|Human interleukin 8 Gene cDNA Clone (full-length ORF Clone), expression ready, HA-tagged||HG10098-M-Y|
|Product name||Product name|
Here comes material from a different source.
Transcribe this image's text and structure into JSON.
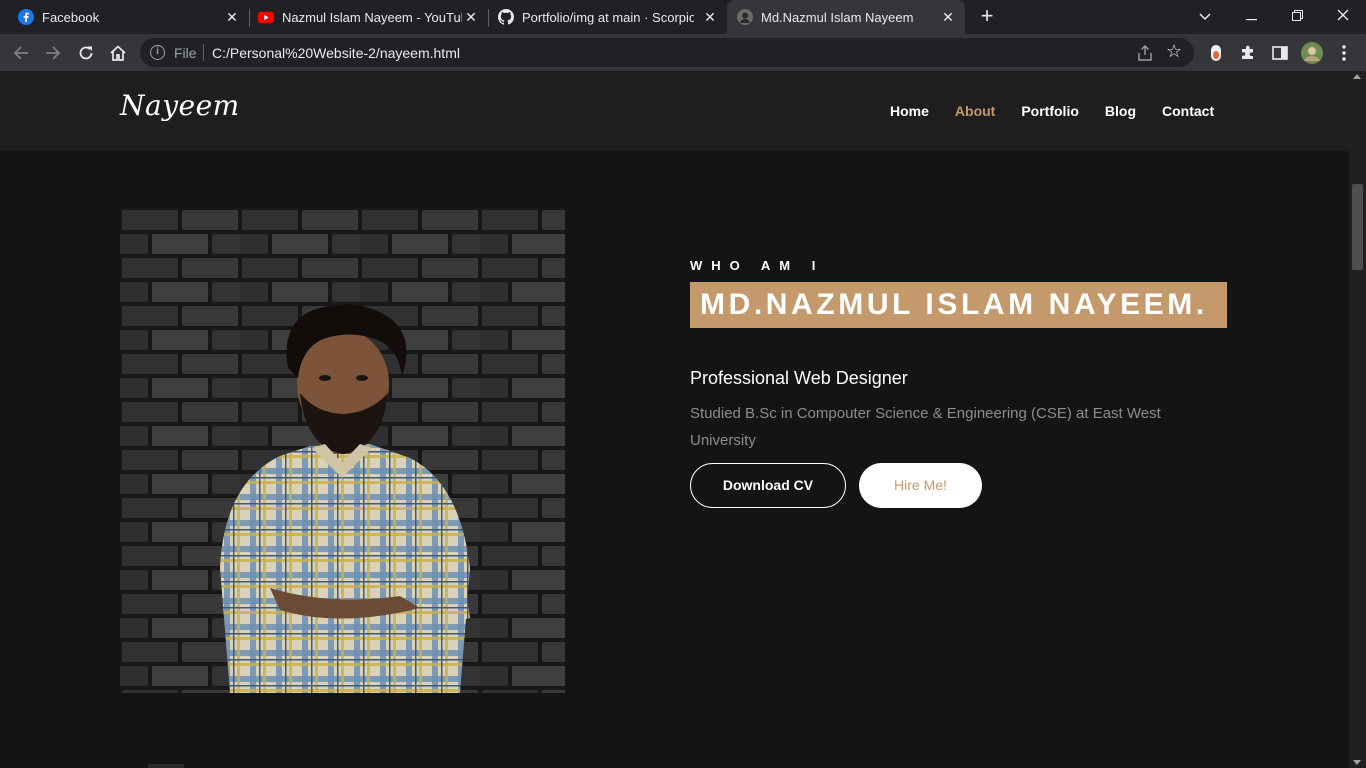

Interleukin 8 (IL-8), also known as CXCL8, which is a chemokine with a defining CXC amino acid motif that was initially characterized for its leukocyte chemotactic activity, is now known to possess tumorigenic and proangiogenic properties as well. This chemokine is secreted by a variety of cell types including monocyte/macrophages, T cells, neutrophils, fibroblasts, endothelial cells, and various tumor cell lines in response to inflammatory stimuli (IL1, TNF, LPS, etc). In human gliomas, IL-8 is expressed and secreted at high levels both in vitro and in vivo, and recent experiments suggest it is critical to glial tumor neovascularity and progression. Levels of IL-8 correlate with histologic grade in glial neoplasms, and the most malignant form, glioblastoma, shows the highest expression in pseudopalisading cells around necrosis, suggesting that hypoxia/anoxia may stimulate expression. Interleukin (IL)-8/CXCL8 is a potent neutrophil chemotactic factor. Accumulating evidence has demonstrated that various types of cells can produce a large amount of IL-8/CXCL8 in response to a wide variety of stimuli, including proinflammatory cytokines, microbes and their products, and environmental changes such as hypoxia, reperfusion, and hyperoxia. Numerous observations have established IL-8/CXCL8 as a key mediator in neutrophil-mediated acute inflammation due to its potent actions on neutrophils. However, several lines of evidence indicate that IL-8/CXCL8 has a wide range of actions on various types of cells, including lymphocytes, monocytes, endothelial cells, and fibroblasts, besides neutrophils. The discovery of these biological functions suggests that IL-8/CXCL8 has crucial roles in various pathological conditions such as chronic inflammation and cancer. IL-8 has been associated with tumor angiogenesis, metastasis, and poor prognosis in breast cancer. IL-8 may present a novel therapeutic target for estrogen driven breast carcinogenesis and tumor progression.